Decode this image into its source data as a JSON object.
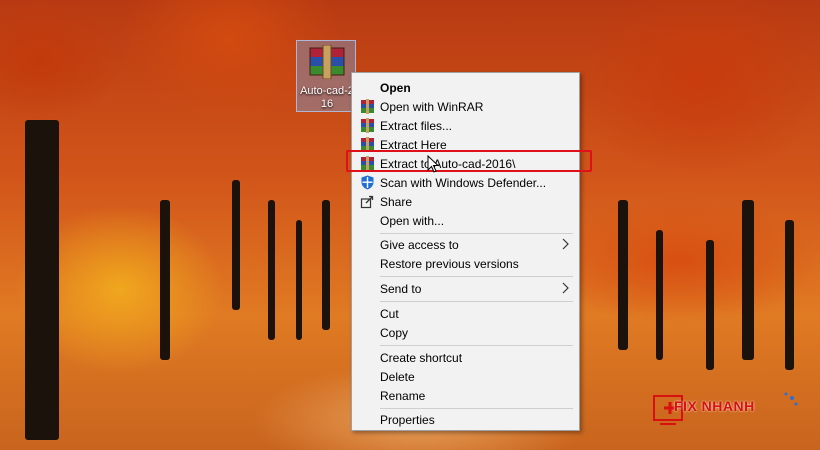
{
  "desktop_icon": {
    "label_line1": "Auto-cad-2",
    "label_line2": "16",
    "icon": "winrar-archive-icon"
  },
  "context_menu": {
    "items": [
      {
        "label": "Open",
        "icon": "none",
        "bold": true
      },
      {
        "label": "Open with WinRAR",
        "icon": "winrar-icon"
      },
      {
        "label": "Extract files...",
        "icon": "winrar-icon"
      },
      {
        "label": "Extract Here",
        "icon": "winrar-icon"
      },
      {
        "label": "Extract to Auto-cad-2016\\",
        "icon": "winrar-icon",
        "highlighted": true
      },
      {
        "label": "Scan with Windows Defender...",
        "icon": "defender-icon"
      },
      {
        "label": "Share",
        "icon": "share-icon"
      },
      {
        "label": "Open with...",
        "icon": "none"
      },
      {
        "label": "Give access to",
        "icon": "none",
        "submenu": true
      },
      {
        "label": "Restore previous versions",
        "icon": "none"
      },
      {
        "label": "Send to",
        "icon": "none",
        "submenu": true
      },
      {
        "label": "Cut",
        "icon": "none"
      },
      {
        "label": "Copy",
        "icon": "none"
      },
      {
        "label": "Create shortcut",
        "icon": "none"
      },
      {
        "label": "Delete",
        "icon": "none"
      },
      {
        "label": "Rename",
        "icon": "none"
      },
      {
        "label": "Properties",
        "icon": "none"
      }
    ]
  },
  "watermark": {
    "brand": "FIX NHANH"
  },
  "colors": {
    "highlight_border": "#e0101a",
    "menu_bg": "#f2f2f2"
  }
}
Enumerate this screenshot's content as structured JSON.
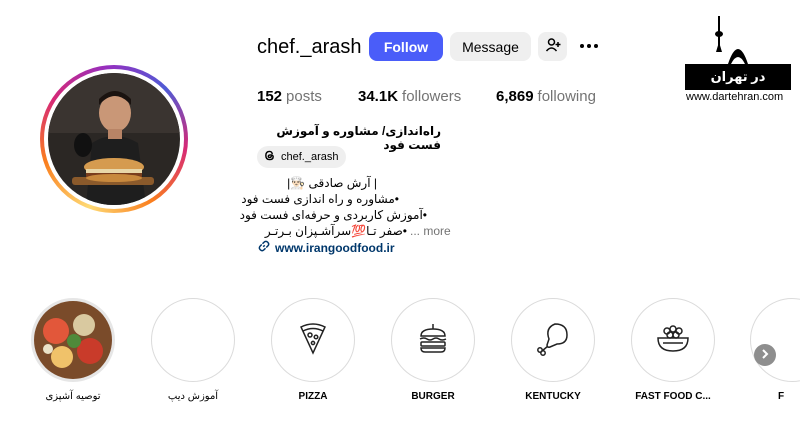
{
  "profile": {
    "username": "chef._arash",
    "follow_label": "Follow",
    "message_label": "Message",
    "stats": {
      "posts_count": "152",
      "posts_label": "posts",
      "followers_count": "34.1K",
      "followers_label": "followers",
      "following_count": "6,869",
      "following_label": "following"
    },
    "bio_title": "راه‌اندازی/ مشاوره و آموزش فست فود",
    "threads_handle": "chef._arash",
    "bio_lines": [
      "| آرش صادقی 👨🏻‍🍳|",
      "•مشاوره و راه اندازی فست فود",
      "•آموزش کاربردی و حرفه‌ای فست فود",
      "•صفر تـا💯سرآشـپزان بـرتـر"
    ],
    "more_label": "... more",
    "website": "www.irangoodfood.ir"
  },
  "watermark": {
    "brand": "در تهران",
    "url": "www.dartehran.com"
  },
  "highlights": [
    {
      "label": "توصیه آشپزی",
      "icon": "food-photo"
    },
    {
      "label": "آموزش دیپ",
      "icon": "empty"
    },
    {
      "label": "PIZZA",
      "icon": "pizza-icon"
    },
    {
      "label": "BURGER",
      "icon": "burger-icon"
    },
    {
      "label": "KENTUCKY",
      "icon": "chicken-leg-icon"
    },
    {
      "label": "FAST FOOD C...",
      "icon": "food-bowl-icon"
    },
    {
      "label": "F",
      "icon": "partial"
    }
  ],
  "colors": {
    "follow_button": "#4a5df9",
    "secondary_button": "#efefef",
    "link": "#00376b",
    "muted_text": "#737373"
  }
}
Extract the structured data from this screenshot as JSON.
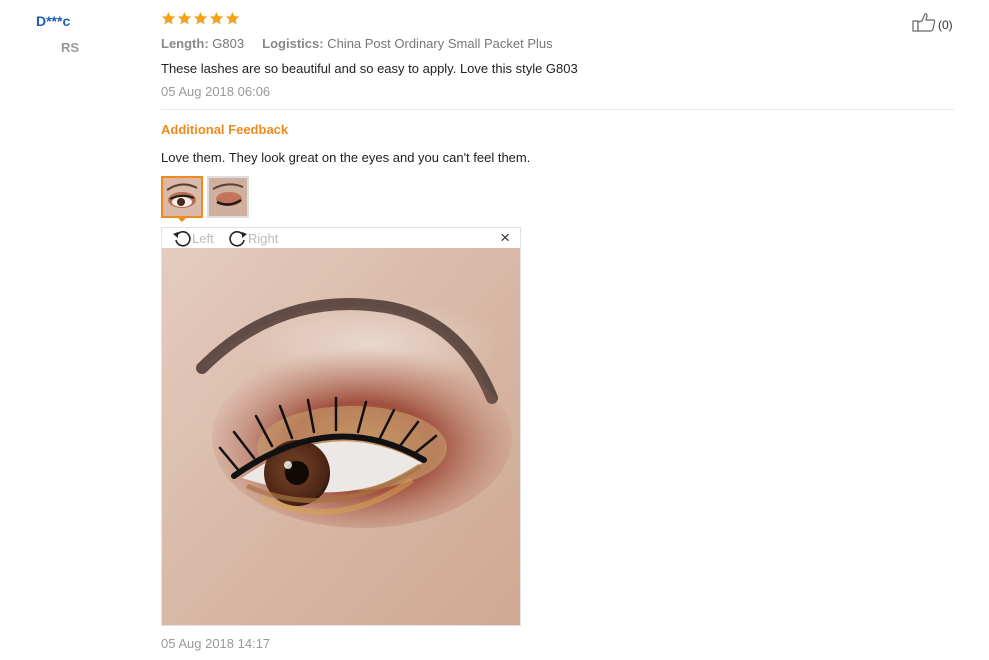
{
  "review": {
    "user_name": "D***c",
    "country": "RS",
    "rating": 5,
    "rating_max": 5,
    "length_label": "Length:",
    "length_value": "G803",
    "logistics_label": "Logistics:",
    "logistics_value": "China Post Ordinary Small Packet Plus",
    "text": "These lashes are so beautiful and so easy to apply. Love this style G803",
    "date": "05 Aug 2018 06:06",
    "helpful_count": "(0)"
  },
  "additional": {
    "title": "Additional Feedback",
    "text": "Love them. They look great on the eyes and you can't feel them.",
    "date": "05 Aug 2018 14:17"
  },
  "viewer": {
    "rotate_left_label": "Left",
    "rotate_right_label": "Right",
    "close_glyph": "×"
  },
  "colors": {
    "star": "#f5a21b",
    "accent": "#f08a1c",
    "username": "#1a5fb4"
  },
  "icons": {
    "helpful": "thumbs-up-icon",
    "rotate_left": "rotate-left-icon",
    "rotate_right": "rotate-right-icon",
    "close": "close-icon",
    "star": "star-icon"
  }
}
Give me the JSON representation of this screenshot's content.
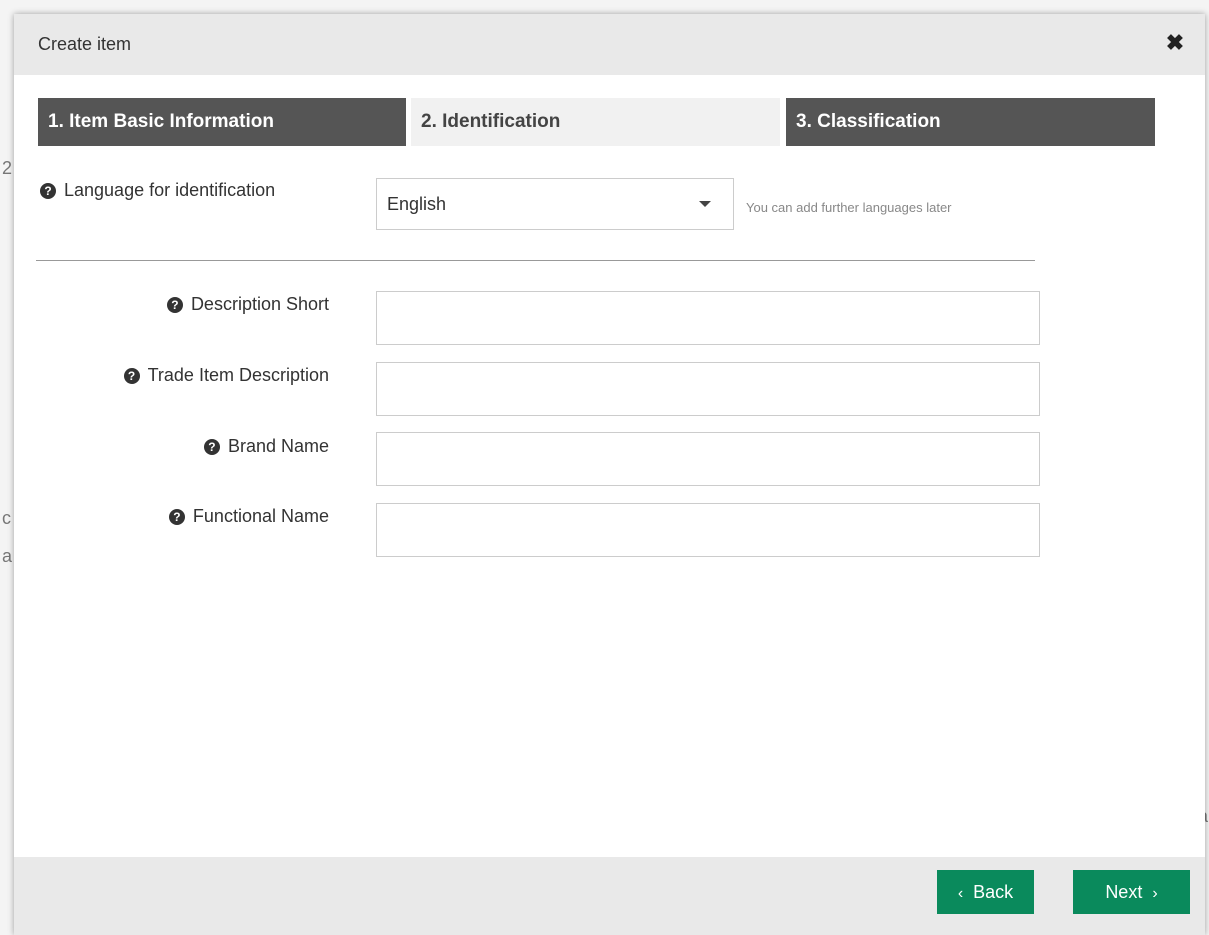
{
  "modal": {
    "title": "Create item",
    "close_symbol": "✖"
  },
  "steps": [
    {
      "label": "1. Item Basic Information",
      "state": "dark"
    },
    {
      "label": "2. Identification",
      "state": "active"
    },
    {
      "label": "3. Classification",
      "state": "dark"
    }
  ],
  "form": {
    "language": {
      "label": "Language for identification",
      "value": "English",
      "hint": "You can add further languages later"
    },
    "fields": [
      {
        "label": "Description Short",
        "value": ""
      },
      {
        "label": "Trade Item Description",
        "value": ""
      },
      {
        "label": "Brand Name",
        "value": ""
      },
      {
        "label": "Functional Name",
        "value": ""
      }
    ]
  },
  "footer": {
    "back_label": "Back",
    "back_chevron": "‹",
    "next_label": "Next",
    "next_chevron": "›"
  },
  "icons": {
    "help": "question-circle-icon",
    "close": "close-icon",
    "caret": "caret-down-icon"
  },
  "colors": {
    "primary_button": "#0a8a5c",
    "step_dark": "#555555",
    "step_active": "#f1f1f1",
    "header_bg": "#e9e9e9"
  }
}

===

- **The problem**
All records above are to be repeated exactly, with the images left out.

- **Answer**
Decode this image into its source data as a JSON object.
{
  "desktop_icon": {
    "label_line1": "Auto-cad-2",
    "label_line2": "16",
    "icon": "winrar-archive-icon"
  },
  "context_menu": {
    "items": [
      {
        "label": "Open",
        "icon": "none",
        "bold": true
      },
      {
        "label": "Open with WinRAR",
        "icon": "winrar-icon"
      },
      {
        "label": "Extract files...",
        "icon": "winrar-icon"
      },
      {
        "label": "Extract Here",
        "icon": "winrar-icon"
      },
      {
        "label": "Extract to Auto-cad-2016\\",
        "icon": "winrar-icon",
        "highlighted": true
      },
      {
        "label": "Scan with Windows Defender...",
        "icon": "defender-icon"
      },
      {
        "label": "Share",
        "icon": "share-icon"
      },
      {
        "label": "Open with...",
        "icon": "none"
      },
      {
        "label": "Give access to",
        "icon": "none",
        "submenu": true
      },
      {
        "label": "Restore previous versions",
        "icon": "none"
      },
      {
        "label": "Send to",
        "icon": "none",
        "submenu": true
      },
      {
        "label": "Cut",
        "icon": "none"
      },
      {
        "label": "Copy",
        "icon": "none"
      },
      {
        "label": "Create shortcut",
        "icon": "none"
      },
      {
        "label": "Delete",
        "icon": "none"
      },
      {
        "label": "Rename",
        "icon": "none"
      },
      {
        "label": "Properties",
        "icon": "none"
      }
    ]
  },
  "watermark": {
    "brand": "FIX NHANH"
  },
  "colors": {
    "highlight_border": "#e0101a",
    "menu_bg": "#f2f2f2"
  }
}
Enumerate this screenshot's content as structured JSON.
{
  "profile": {
    "username": "chef._arash",
    "follow_label": "Follow",
    "message_label": "Message",
    "stats": {
      "posts_count": "152",
      "posts_label": "posts",
      "followers_count": "34.1K",
      "followers_label": "followers",
      "following_count": "6,869",
      "following_label": "following"
    },
    "bio_title": "راه‌اندازی/ مشاوره و آموزش فست فود",
    "threads_handle": "chef._arash",
    "bio_lines": [
      "| آرش صادقی 👨🏻‍🍳|",
      "•مشاوره و راه اندازی فست فود",
      "•آموزش کاربردی و حرفه‌ای فست فود",
      "•صفر تـا💯سرآشـپزان بـرتـر"
    ],
    "more_label": "... more",
    "website": "www.irangoodfood.ir"
  },
  "watermark": {
    "brand": "در تهران",
    "url": "www.dartehran.com"
  },
  "highlights": [
    {
      "label": "توصیه آشپزی",
      "icon": "food-photo"
    },
    {
      "label": "آموزش دیپ",
      "icon": "empty"
    },
    {
      "label": "PIZZA",
      "icon": "pizza-icon"
    },
    {
      "label": "BURGER",
      "icon": "burger-icon"
    },
    {
      "label": "KENTUCKY",
      "icon": "chicken-leg-icon"
    },
    {
      "label": "FAST FOOD C...",
      "icon": "food-bowl-icon"
    },
    {
      "label": "F",
      "icon": "partial"
    }
  ],
  "colors": {
    "follow_button": "#4a5df9",
    "secondary_button": "#efefef",
    "link": "#00376b",
    "muted_text": "#737373"
  }
}
Extract the structured data from this screenshot as JSON.
{
  "review": {
    "user_name": "D***c",
    "country": "RS",
    "rating": 5,
    "rating_max": 5,
    "length_label": "Length:",
    "length_value": "G803",
    "logistics_label": "Logistics:",
    "logistics_value": "China Post Ordinary Small Packet Plus",
    "text": "These lashes are so beautiful and so easy to apply. Love this style G803",
    "date": "05 Aug 2018 06:06",
    "helpful_count": "(0)"
  },
  "additional": {
    "title": "Additional Feedback",
    "text": "Love them. They look great on the eyes and you can't feel them.",
    "date": "05 Aug 2018 14:17"
  },
  "viewer": {
    "rotate_left_label": "Left",
    "rotate_right_label": "Right",
    "close_glyph": "×"
  },
  "colors": {
    "star": "#f5a21b",
    "accent": "#f08a1c",
    "username": "#1a5fb4"
  },
  "icons": {
    "helpful": "thumbs-up-icon",
    "rotate_left": "rotate-left-icon",
    "rotate_right": "rotate-right-icon",
    "close": "close-icon",
    "star": "star-icon"
  }
}
Give me the JSON representation of this screenshot's content.
{
  "modal": {
    "title": "Create item",
    "close_symbol": "✖"
  },
  "steps": [
    {
      "label": "1. Item Basic Information",
      "state": "dark"
    },
    {
      "label": "2. Identification",
      "state": "active"
    },
    {
      "label": "3. Classification",
      "state": "dark"
    }
  ],
  "form": {
    "language": {
      "label": "Language for identification",
      "value": "English",
      "hint": "You can add further languages later"
    },
    "fields": [
      {
        "label": "Description Short",
        "value": ""
      },
      {
        "label": "Trade Item Description",
        "value": ""
      },
      {
        "label": "Brand Name",
        "value": ""
      },
      {
        "label": "Functional Name",
        "value": ""
      }
    ]
  },
  "footer": {
    "back_label": "Back",
    "back_chevron": "‹",
    "next_label": "Next",
    "next_chevron": "›"
  },
  "icons": {
    "help": "question-circle-icon",
    "close": "close-icon",
    "caret": "caret-down-icon"
  },
  "colors": {
    "primary_button": "#0a8a5c",
    "step_dark": "#555555",
    "step_active": "#f1f1f1",
    "header_bg": "#e9e9e9"
  }
}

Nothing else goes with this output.